It is only the taste of the blood that differs, like the difference between a hamburger and steak. Both give me what I need, though one is admittedly more desirable. Yet, I am not above taking the solitary hunter in the forest. Careful in my bloodlust not to arouse suspicion, I take those humans who poach what would be my meal.

Now that taste for humanity beckons; it’s the blood that calls me.

I have no fear in the Pine Barrens. There are no hunters of my kind. Just me and the occasional unwary human. I take them if I feel safe in the knowledge that they’ll not be missed before I make my way to another forest.

I look toward the moon to make sure I’ve enough time to follow the blood trail. The moon is low in the sky — still time enough for me to follow my interests for one evening.

Only a predator made for the hunt could have found these drops of blood. One must have a taste for blood to pick just three drops from the myriad of delicious sensations aromas that hung in the air.

A werewolf, its nose to the ground, already tracking prey, snuffling along like the animal it is might have found those drops. But few other were-animals would even have bothered to slow down at such a tiny spoor. Wolverines, single-minded creatures, would have snuffled and moved on. Rats, certainly, would investigate. But most weres are too lazy to pick up and follow such a small trail.

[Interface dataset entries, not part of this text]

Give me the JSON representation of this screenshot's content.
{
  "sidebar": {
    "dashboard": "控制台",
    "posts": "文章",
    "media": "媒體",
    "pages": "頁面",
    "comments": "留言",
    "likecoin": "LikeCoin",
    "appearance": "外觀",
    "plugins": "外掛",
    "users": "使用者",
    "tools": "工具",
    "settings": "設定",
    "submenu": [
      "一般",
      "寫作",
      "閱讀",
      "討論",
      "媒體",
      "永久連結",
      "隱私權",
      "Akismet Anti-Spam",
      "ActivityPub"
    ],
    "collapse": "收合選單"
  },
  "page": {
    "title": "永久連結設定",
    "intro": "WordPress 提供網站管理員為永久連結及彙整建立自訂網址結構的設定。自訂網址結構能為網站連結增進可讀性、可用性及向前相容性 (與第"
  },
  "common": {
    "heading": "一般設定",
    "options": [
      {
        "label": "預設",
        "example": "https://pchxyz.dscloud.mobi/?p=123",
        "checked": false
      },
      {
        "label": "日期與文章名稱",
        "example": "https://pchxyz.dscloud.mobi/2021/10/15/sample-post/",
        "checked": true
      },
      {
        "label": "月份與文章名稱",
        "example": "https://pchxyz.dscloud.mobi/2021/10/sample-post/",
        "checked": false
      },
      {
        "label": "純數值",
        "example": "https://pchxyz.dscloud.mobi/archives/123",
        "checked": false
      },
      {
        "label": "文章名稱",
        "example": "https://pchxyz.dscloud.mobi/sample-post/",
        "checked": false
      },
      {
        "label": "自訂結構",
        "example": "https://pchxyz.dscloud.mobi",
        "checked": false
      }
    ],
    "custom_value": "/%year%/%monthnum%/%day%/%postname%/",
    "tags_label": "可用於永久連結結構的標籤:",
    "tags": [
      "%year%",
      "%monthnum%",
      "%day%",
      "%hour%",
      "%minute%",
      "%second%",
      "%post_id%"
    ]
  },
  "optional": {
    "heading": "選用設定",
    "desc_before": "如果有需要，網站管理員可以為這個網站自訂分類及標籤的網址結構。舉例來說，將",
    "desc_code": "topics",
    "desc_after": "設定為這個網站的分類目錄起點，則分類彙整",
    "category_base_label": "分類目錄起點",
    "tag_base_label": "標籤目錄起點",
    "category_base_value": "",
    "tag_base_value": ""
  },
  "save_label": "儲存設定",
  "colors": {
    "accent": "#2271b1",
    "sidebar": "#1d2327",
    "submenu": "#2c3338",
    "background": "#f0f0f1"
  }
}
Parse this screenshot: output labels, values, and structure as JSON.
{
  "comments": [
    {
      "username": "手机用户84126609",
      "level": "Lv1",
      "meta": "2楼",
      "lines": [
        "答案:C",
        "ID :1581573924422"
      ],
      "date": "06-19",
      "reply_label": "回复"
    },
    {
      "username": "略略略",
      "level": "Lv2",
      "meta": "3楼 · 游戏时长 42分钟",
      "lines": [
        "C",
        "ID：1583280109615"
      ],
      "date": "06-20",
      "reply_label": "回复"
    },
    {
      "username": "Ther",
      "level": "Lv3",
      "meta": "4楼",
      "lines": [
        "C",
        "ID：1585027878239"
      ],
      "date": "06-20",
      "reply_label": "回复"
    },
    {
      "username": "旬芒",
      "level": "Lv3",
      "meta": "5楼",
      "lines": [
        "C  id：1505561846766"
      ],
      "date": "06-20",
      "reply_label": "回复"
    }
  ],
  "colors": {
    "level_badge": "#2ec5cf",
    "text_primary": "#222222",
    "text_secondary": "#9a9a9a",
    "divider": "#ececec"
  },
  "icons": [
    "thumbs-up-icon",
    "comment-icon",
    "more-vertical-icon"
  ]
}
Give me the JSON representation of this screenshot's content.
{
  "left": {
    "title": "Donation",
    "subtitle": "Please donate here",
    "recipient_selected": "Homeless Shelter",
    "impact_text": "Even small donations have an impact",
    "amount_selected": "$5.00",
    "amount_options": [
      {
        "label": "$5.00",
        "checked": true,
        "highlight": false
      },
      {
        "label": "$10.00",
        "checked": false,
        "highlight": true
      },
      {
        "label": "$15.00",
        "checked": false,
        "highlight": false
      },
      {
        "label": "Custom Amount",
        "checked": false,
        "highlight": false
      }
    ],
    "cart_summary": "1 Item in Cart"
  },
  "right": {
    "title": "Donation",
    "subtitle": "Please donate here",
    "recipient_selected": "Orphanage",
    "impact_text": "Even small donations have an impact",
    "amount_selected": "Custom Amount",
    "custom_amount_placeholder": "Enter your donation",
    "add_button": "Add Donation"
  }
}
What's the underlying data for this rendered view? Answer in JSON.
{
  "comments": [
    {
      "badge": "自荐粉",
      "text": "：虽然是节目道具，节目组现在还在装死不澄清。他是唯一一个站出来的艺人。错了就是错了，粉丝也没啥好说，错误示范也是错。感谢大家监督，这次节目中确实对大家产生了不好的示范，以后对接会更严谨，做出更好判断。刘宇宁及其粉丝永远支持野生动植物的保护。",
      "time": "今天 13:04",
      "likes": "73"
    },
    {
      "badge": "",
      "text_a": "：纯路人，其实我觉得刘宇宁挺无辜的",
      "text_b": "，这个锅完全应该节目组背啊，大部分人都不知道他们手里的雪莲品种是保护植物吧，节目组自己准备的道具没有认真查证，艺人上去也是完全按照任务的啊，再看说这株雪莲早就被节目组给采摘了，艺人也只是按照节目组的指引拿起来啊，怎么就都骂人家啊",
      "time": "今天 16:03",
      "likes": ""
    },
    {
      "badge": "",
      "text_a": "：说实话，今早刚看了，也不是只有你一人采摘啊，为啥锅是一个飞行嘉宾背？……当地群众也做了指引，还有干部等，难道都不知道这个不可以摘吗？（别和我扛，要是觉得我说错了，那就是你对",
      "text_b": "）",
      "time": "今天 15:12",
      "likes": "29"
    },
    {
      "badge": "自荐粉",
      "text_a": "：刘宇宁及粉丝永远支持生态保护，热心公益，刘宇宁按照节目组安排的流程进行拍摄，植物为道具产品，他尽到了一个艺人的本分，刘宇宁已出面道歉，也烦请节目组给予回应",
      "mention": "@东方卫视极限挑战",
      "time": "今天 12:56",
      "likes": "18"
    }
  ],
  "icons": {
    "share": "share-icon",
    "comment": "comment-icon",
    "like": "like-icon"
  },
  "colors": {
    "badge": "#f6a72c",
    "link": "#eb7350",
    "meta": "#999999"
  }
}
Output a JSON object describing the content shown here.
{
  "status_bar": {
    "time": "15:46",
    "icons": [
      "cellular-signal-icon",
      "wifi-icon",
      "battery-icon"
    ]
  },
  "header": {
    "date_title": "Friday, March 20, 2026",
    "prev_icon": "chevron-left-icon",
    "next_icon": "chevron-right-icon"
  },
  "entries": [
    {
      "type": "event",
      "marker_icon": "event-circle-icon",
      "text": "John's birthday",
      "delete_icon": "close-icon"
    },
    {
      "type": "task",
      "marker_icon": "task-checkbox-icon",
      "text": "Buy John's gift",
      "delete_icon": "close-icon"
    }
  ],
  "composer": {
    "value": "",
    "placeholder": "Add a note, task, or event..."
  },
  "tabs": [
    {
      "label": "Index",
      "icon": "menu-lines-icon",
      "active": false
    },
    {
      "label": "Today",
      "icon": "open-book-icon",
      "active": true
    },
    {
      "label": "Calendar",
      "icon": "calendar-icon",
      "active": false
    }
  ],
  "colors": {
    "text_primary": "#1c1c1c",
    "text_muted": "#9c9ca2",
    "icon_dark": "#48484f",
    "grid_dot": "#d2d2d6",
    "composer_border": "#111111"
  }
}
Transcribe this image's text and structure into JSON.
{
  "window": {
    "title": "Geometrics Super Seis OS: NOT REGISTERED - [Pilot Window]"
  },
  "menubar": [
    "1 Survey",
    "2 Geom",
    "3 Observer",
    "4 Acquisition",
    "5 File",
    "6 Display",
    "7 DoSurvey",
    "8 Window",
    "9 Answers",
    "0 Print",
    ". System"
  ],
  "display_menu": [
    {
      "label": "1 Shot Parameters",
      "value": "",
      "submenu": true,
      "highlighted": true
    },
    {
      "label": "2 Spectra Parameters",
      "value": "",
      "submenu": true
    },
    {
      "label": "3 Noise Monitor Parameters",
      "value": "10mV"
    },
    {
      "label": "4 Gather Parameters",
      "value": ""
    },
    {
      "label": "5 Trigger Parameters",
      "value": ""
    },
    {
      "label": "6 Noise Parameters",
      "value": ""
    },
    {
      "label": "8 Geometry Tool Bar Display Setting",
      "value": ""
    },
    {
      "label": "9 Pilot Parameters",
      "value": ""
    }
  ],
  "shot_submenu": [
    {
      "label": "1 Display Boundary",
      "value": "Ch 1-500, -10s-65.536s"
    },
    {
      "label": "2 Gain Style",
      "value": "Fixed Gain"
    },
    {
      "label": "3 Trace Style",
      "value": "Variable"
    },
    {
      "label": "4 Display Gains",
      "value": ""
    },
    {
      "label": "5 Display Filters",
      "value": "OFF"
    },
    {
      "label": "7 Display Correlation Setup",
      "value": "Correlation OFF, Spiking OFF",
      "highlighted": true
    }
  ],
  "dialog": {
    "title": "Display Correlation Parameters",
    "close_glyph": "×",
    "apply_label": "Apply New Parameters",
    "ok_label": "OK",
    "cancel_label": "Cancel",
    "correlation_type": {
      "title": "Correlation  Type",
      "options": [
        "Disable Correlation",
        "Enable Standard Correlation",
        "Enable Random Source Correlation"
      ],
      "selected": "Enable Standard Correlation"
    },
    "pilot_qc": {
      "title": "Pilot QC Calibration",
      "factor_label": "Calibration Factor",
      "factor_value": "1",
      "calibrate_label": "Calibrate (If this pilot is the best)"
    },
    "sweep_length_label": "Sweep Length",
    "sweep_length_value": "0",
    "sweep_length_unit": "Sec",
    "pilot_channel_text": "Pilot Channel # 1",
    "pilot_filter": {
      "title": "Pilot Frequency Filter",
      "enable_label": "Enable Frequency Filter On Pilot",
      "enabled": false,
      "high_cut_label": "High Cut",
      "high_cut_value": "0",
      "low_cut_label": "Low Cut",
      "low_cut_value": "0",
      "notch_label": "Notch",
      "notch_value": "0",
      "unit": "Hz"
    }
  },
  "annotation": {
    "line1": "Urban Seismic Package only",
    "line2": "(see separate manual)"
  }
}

Weres don’t have the patience to really track a victim. Too easily distracted by the abundance of more accessible prey, they screech, whirling in different directions until they stumble across a creature too slow and stupid to outrun them. It doesn’t matter whether a were is in the middle of the forest or a city. A were can run all day and into the following night: It doesn’t slow down long enough to think about what it’s doing. Just run and run until it catches something.

A vampire, understands understands tracking — the single-minded pursuit of one animal, following it from moment to moment, until its heart leaps in syncopation against its rage and fright. I know the sweet taste of stark, rabid fear, adrenaline shouting along, coursing through the brain.

Urging. Demanding. Run — RUN!

To me, finding and tracking is the appetizer before the meal, those delicious moments in which I can I lose myself.

My sense of smell is the sharpest of my senses, but even with that, there is what is plain to the eye: a broken branch; a fourth drop of blood nearly hidden against the side of a rotting log; a wisp of perfume — not the ruddy smell of aftershave — but perfume, delicate, like a puff of smoke.

And something else in the air. Dark, sweaty, an odor that grunts its presence. There are two people here. One is definitely male, the other female.

Two humans. One carries the other, and it is probably the female that is bleeding. Mixed in with the blood on the ground, perfume. Footprints are gone, swallowed in the spongy earth. But the broken branch is enough. With that branch, I can draw a circle and move out from here. And there is the scent of blood. Enough, for now.

It’s not a straight line to the pair’s camp, but wider and wider circles, and I know I will find another blood bloom. Even if one human carries the other, the latter still bleeds.

Not deer tonight.

Tonight, human fear and blood. I smile and run my tongue over my fangs.